Patti suggests the President face some of these internal contradictions — some other time perhaps. Because lo and behold, Kevin comes face to face with his twin brother, and it’s time to extract the launch key. When both Kevins resist, Patti brings out her secret weapon: the untitled romance novel President Kevin was hiding behind Millard Fillmore’s portrait in the Oval Office. Both Kevins deny writing it, though Patti suggests that they both wrote it. She asks the President to read it aloud, and like Kevin’s typewriter page, the final page of the novel also mentions a ship called The Merciful. But whereas Kevin’s version was romantic and hopeful, the President’s novel is brutally honest but sad, full of fear and self-doubt. The final words, read through tears: “She was alone and all was well.”
Assassin Kevin has had enough. “Take the thing out of me… so we can’t ever come back here ever again.”
And that’s how the world ended. Or, that’s how one world ended. The key to Kevin’s heart destroyed the planet. “We f—ed up with Nora,” the Assassin says before dying.
The President turns the launch key, and then goes outside with Patti to watch the nukes detonate — like Evie in the season premiere but x 1000.

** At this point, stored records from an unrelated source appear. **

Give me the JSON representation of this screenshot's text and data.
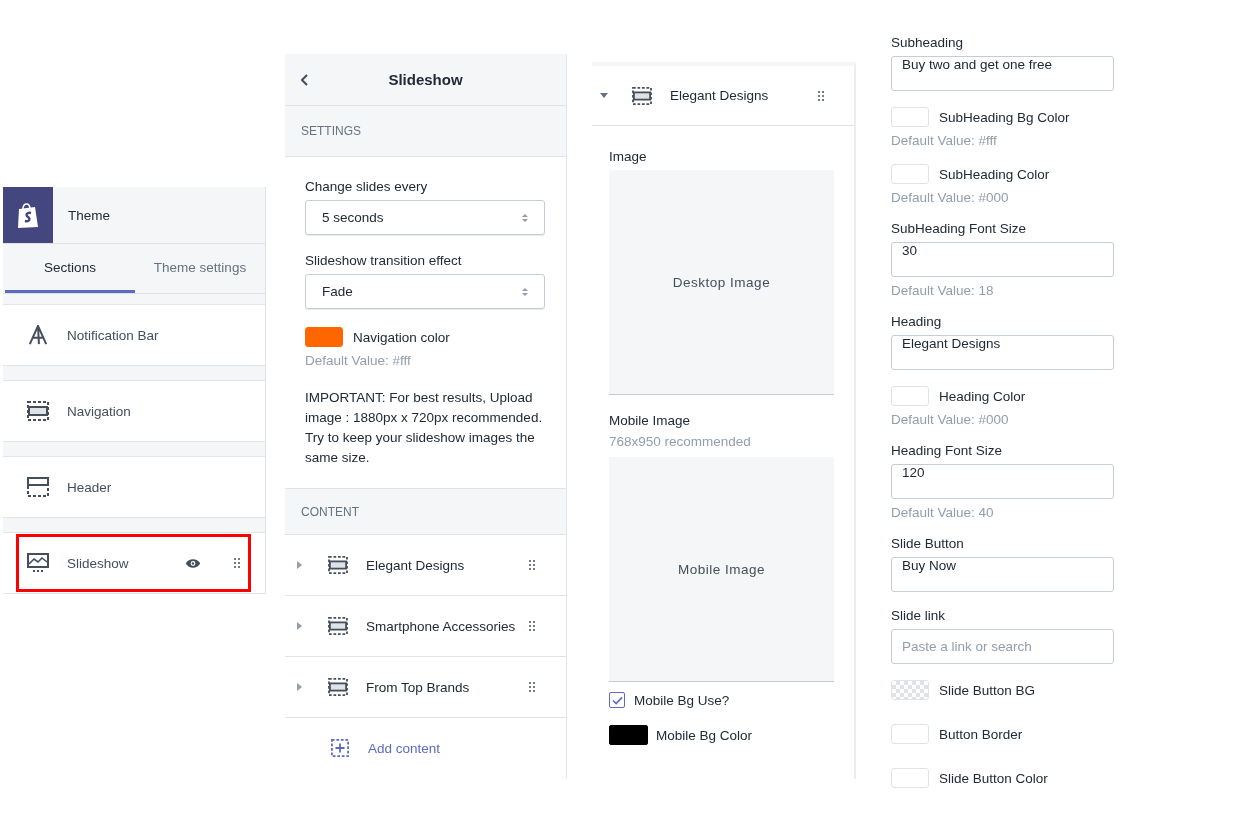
{
  "theme_panel": {
    "title": "Theme",
    "tabs": [
      {
        "label": "Sections",
        "selected": true
      },
      {
        "label": "Theme settings",
        "selected": false
      }
    ],
    "sections": [
      {
        "kind": "text",
        "label": "Notification Bar",
        "highlighted": false
      },
      {
        "kind": "navigation",
        "label": "Navigation",
        "highlighted": false
      },
      {
        "kind": "header",
        "label": "Header",
        "highlighted": false
      },
      {
        "kind": "slideshow",
        "label": "Slideshow",
        "highlighted": true
      }
    ]
  },
  "slideshow_panel": {
    "title": "Slideshow",
    "settings_heading": "SETTINGS",
    "settings": [
      {
        "kind": "select",
        "label": "Change slides every",
        "value": "5 seconds"
      },
      {
        "kind": "select",
        "label": "Slideshow transition effect",
        "value": "Fade"
      },
      {
        "kind": "color",
        "label": "Navigation color",
        "color": "#ff6600",
        "hint": "Default Value: #fff"
      },
      {
        "kind": "note",
        "text": "IMPORTANT: For best results, Upload image : 1880px x 720px recommended. Try to keep your slideshow images the same size."
      }
    ],
    "content_heading": "CONTENT",
    "blocks": [
      {
        "label": "Elegant Designs"
      },
      {
        "label": "Smartphone Accessories"
      },
      {
        "label": "From Top Brands"
      }
    ],
    "add_label": "Add content"
  },
  "block_panel": {
    "title": "Elegant Designs",
    "expanded": true,
    "fields": [
      {
        "kind": "image",
        "label": "Image",
        "placeholder": "Desktop Image"
      },
      {
        "kind": "image",
        "label": "Mobile Image",
        "hint": "768x950 recommended",
        "placeholder": "Mobile Image"
      },
      {
        "kind": "checkbox",
        "label": "Mobile Bg Use?",
        "checked": true
      },
      {
        "kind": "color",
        "label": "Mobile Bg Color",
        "color": "#000000"
      }
    ]
  },
  "block_settings": [
    {
      "kind": "text",
      "label": "Subheading",
      "value": "Buy two and get one free"
    },
    {
      "kind": "color",
      "label": "SubHeading Bg Color",
      "color": "#ffffff",
      "hint": "Default Value: #fff"
    },
    {
      "kind": "color",
      "label": "SubHeading Color",
      "color": "#ffffff",
      "hint": "Default Value: #000"
    },
    {
      "kind": "text",
      "label": "SubHeading Font Size",
      "value": "30",
      "hint": "Default Value: 18"
    },
    {
      "kind": "text",
      "label": "Heading",
      "value": "Elegant Designs"
    },
    {
      "kind": "color",
      "label": "Heading Color",
      "color": "#ffffff",
      "hint": "Default Value: #000"
    },
    {
      "kind": "text",
      "label": "Heading Font Size",
      "value": "120",
      "hint": "Default Value: 40"
    },
    {
      "kind": "text",
      "label": "Slide Button",
      "value": "Buy Now"
    },
    {
      "kind": "text",
      "label": "Slide link",
      "placeholder": "Paste a link or search"
    },
    {
      "kind": "clear_color",
      "label": "Slide Button BG"
    },
    {
      "kind": "color",
      "label": "Button Border",
      "color": "#ffffff"
    },
    {
      "kind": "color",
      "label": "Slide Button Color",
      "color": "#ffffff"
    }
  ]
}
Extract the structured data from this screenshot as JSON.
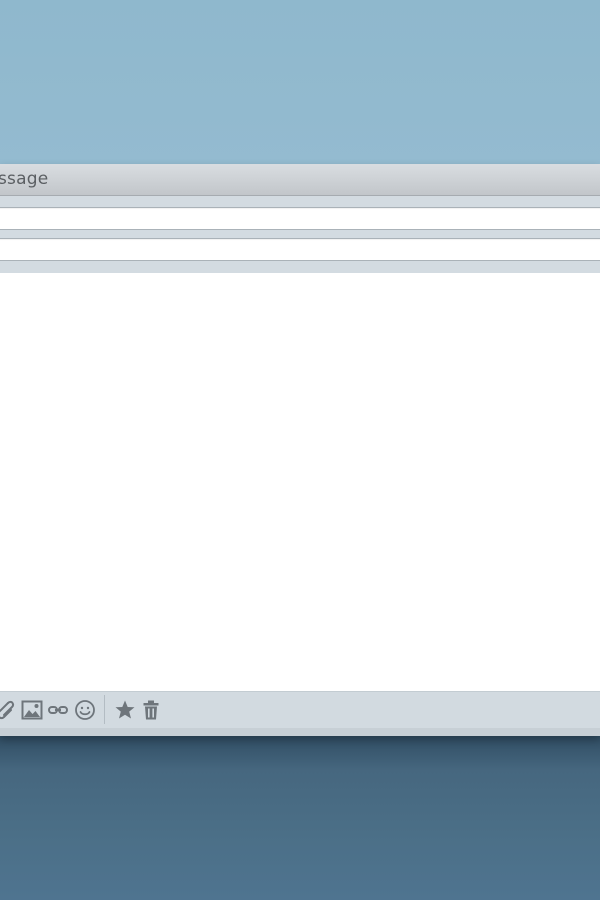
{
  "window": {
    "title": "ssage"
  },
  "toolbar": {
    "icons": [
      "paperclip-icon",
      "image-icon",
      "link-icon",
      "emoji-icon",
      "star-icon",
      "trash-icon"
    ]
  },
  "colors": {
    "sky": "#8fb8cd",
    "ground": "#4b6f87",
    "titlebar": "#c7cbcf",
    "panel": "#d3dbe1",
    "icon": "#6e757b"
  }
}
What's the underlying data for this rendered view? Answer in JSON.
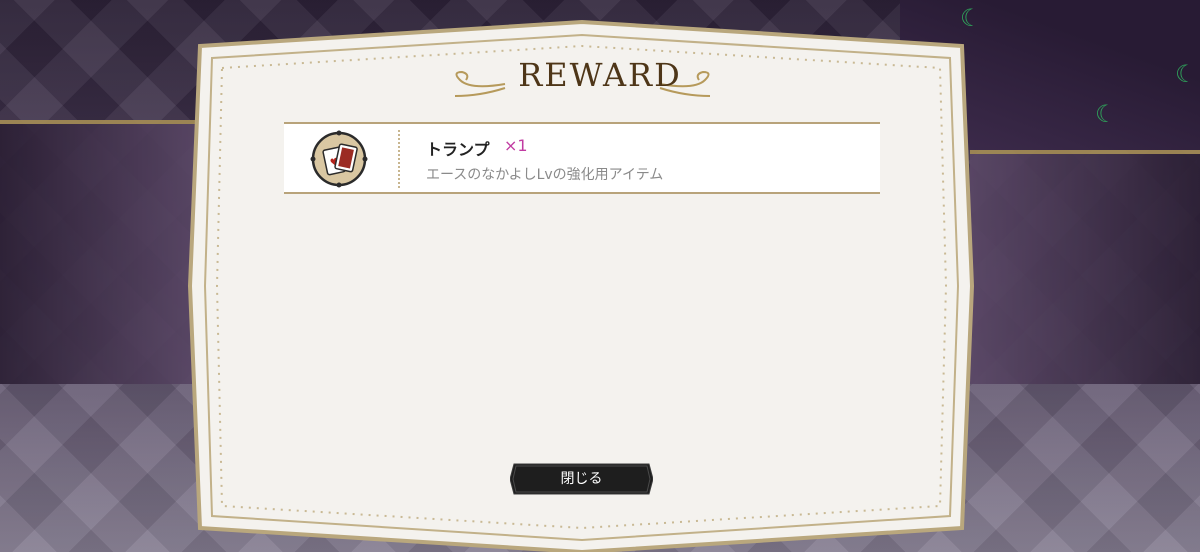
{
  "dialog": {
    "title": "REWARD"
  },
  "reward_items": [
    {
      "name": "トランプ",
      "quantity": "×1",
      "description": "エースのなかよしLvの強化用アイテム",
      "icon": "playing-cards-icon"
    }
  ],
  "buttons": {
    "close_label": "閉じる"
  },
  "colors": {
    "frame_gold": "#b9a77d",
    "panel_bg": "#f4f2ee",
    "title_brown": "#4e3618",
    "quantity_magenta": "#c13ba2",
    "button_dark": "#1e1e1e"
  }
}
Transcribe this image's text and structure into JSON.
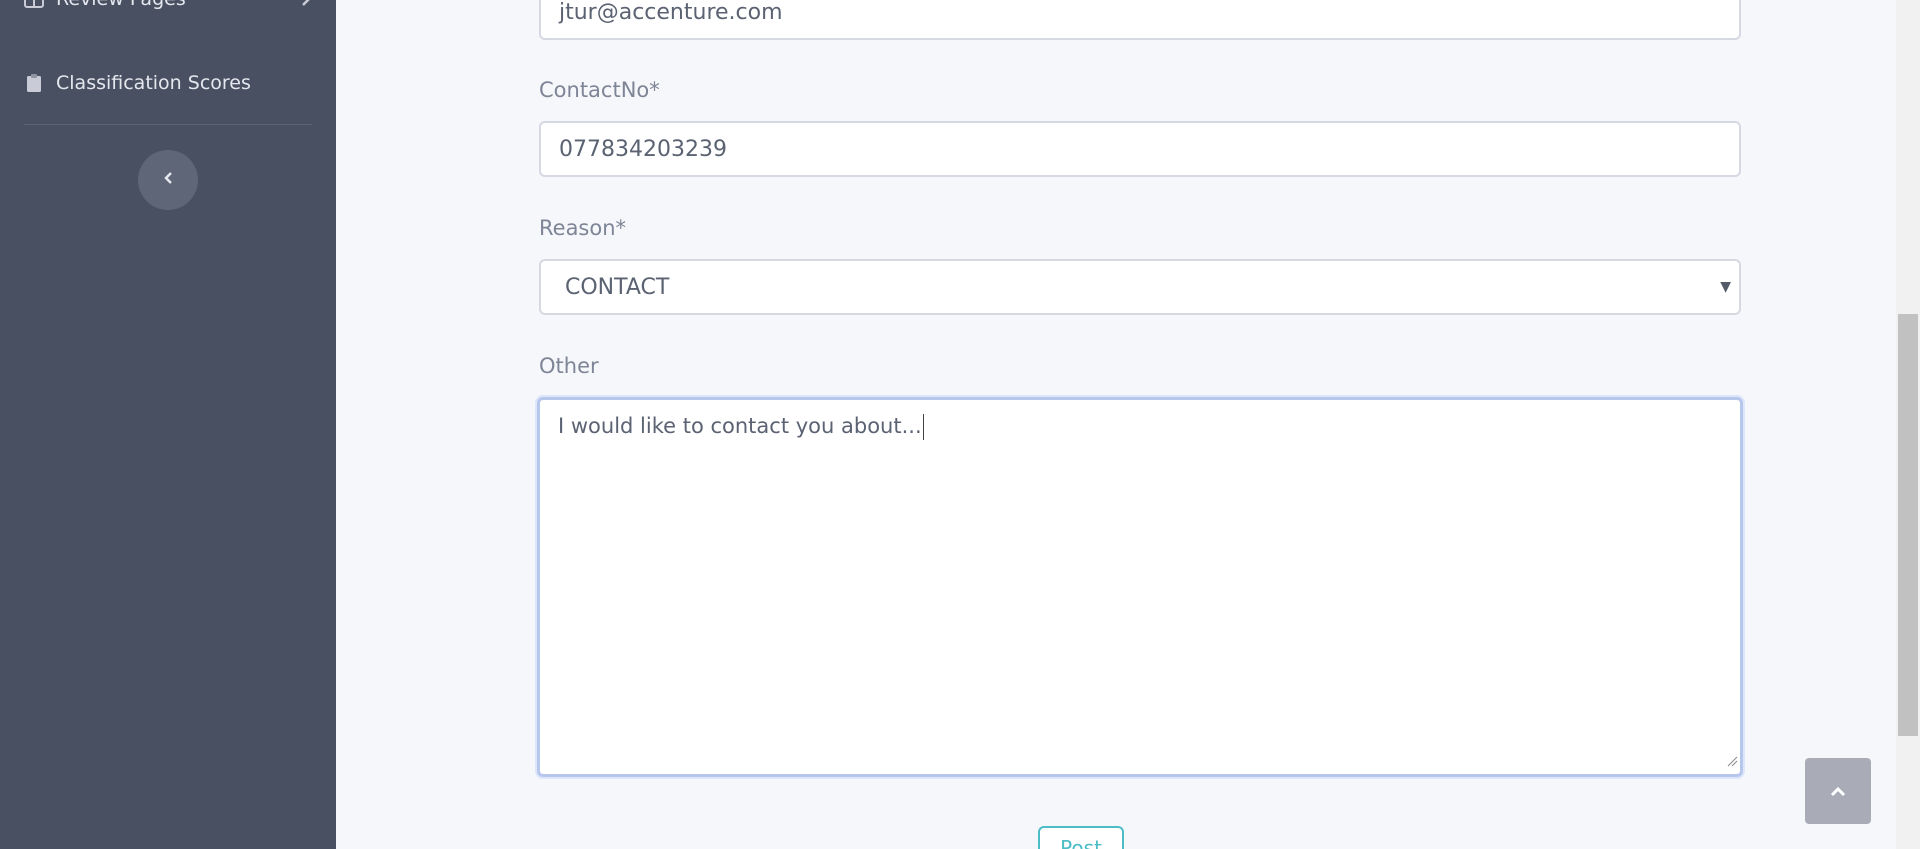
{
  "sidebar": {
    "review_pages_label": "Review Pages",
    "classification_scores_label": "Classification Scores",
    "icons": {
      "review": "table-icon",
      "scores": "clipboard-icon",
      "collapse": "chevron-left-icon"
    }
  },
  "form": {
    "email_value": "jtur@accenture.com",
    "contact_label": "ContactNo*",
    "contact_value": "077834203239",
    "reason_label": "Reason*",
    "reason_value": "CONTACT",
    "other_label": "Other",
    "other_value": "I would like to contact you about...",
    "post_button_label": "Post"
  },
  "colors": {
    "sidebar_bg": "#495061",
    "page_bg": "#f6f7fb",
    "accent": "#4cbcc6",
    "focus_border": "#b7c7ec"
  }
}
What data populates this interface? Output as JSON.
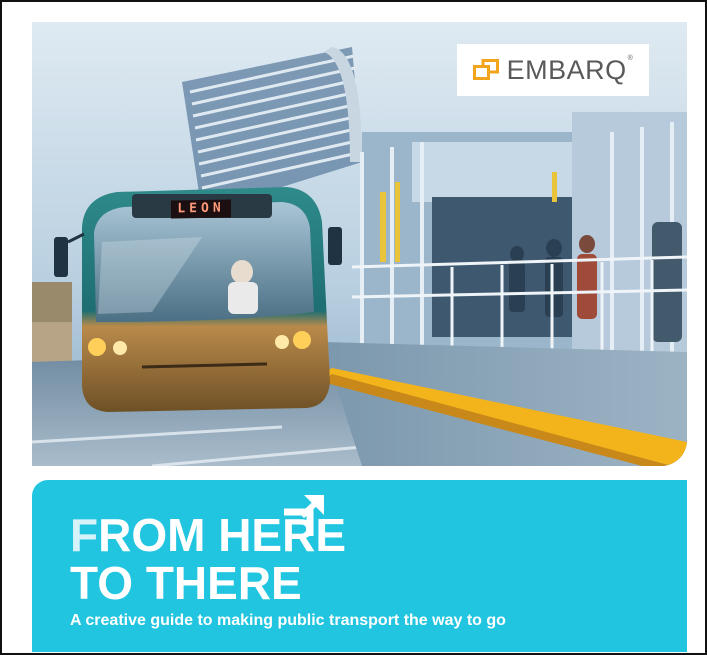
{
  "cover": {
    "brand": {
      "name": "EMBARQ",
      "trademark": "®",
      "mark_color": "#f2a41c"
    },
    "photo": {
      "bus_destination_sign": "LEON"
    },
    "title": {
      "line1_initial": "F",
      "line1_rest": "ROM HERE",
      "line2": "TO THERE"
    },
    "subtitle": "A creative guide to making public transport the way to go",
    "colors": {
      "panel": "#21c5e0",
      "title_text": "#ffffff",
      "curb_yellow": "#f2b41a"
    }
  }
}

Kevin wakes up under a sheet in Grace’s dilapidated church. The rains have ceased. How did Kevin get to the church from the ranch’s bathtub, and why? Had he died and not risen as before? Did his father and friends lose hope and think he’d finally perished forever, bringing him to the church to be buried underneath, next to Australian Kevin?
Perhaps. “I thought you were gone,” says Chief, sitting alone on Grace’s roof. “It was raining so hard and I got scared, so I came up here… I don’t think I’m ready to come down.”
Had the waters really risen high enough to send Chief scampering up the ladder to safety? Had they receded due to something Kevin did in the other world? And how does his latest resurrection impact the meaning of Chief’s last words: “Now what?” Chief’s world didn’t end. Is Chief disappointed that it didn’t, and is he struggling to come to grips with being so wrong about everything? Or did Kevin really save the world, and is “Now what?” a plea for new instructions for their next chapter?
Kevin teases a sliver of a smile, and it’s hopeful. Because we know that Nora is out there somewhere, delivering birds to a nun and answering to the name of Sarah. But which world is she in? Did she follow Mark Linn-Baker through to another world, perhaps the one Kevin just destroyed? Or is she just off the grid a few clicks away from the Playford ranch? It feels foolish to hope for a happy ending — especially since we spent this season watching Nora and Kevin fall out of love. But “The Most Powerful Man in the World (and His Identical Twin Brother)” seemed determined to point Kevin towards a horizon that promised the possibility of a reunion on the good ship Merciful. And as the good books says, “Blessed are the merciful, for they shall receive mercy.”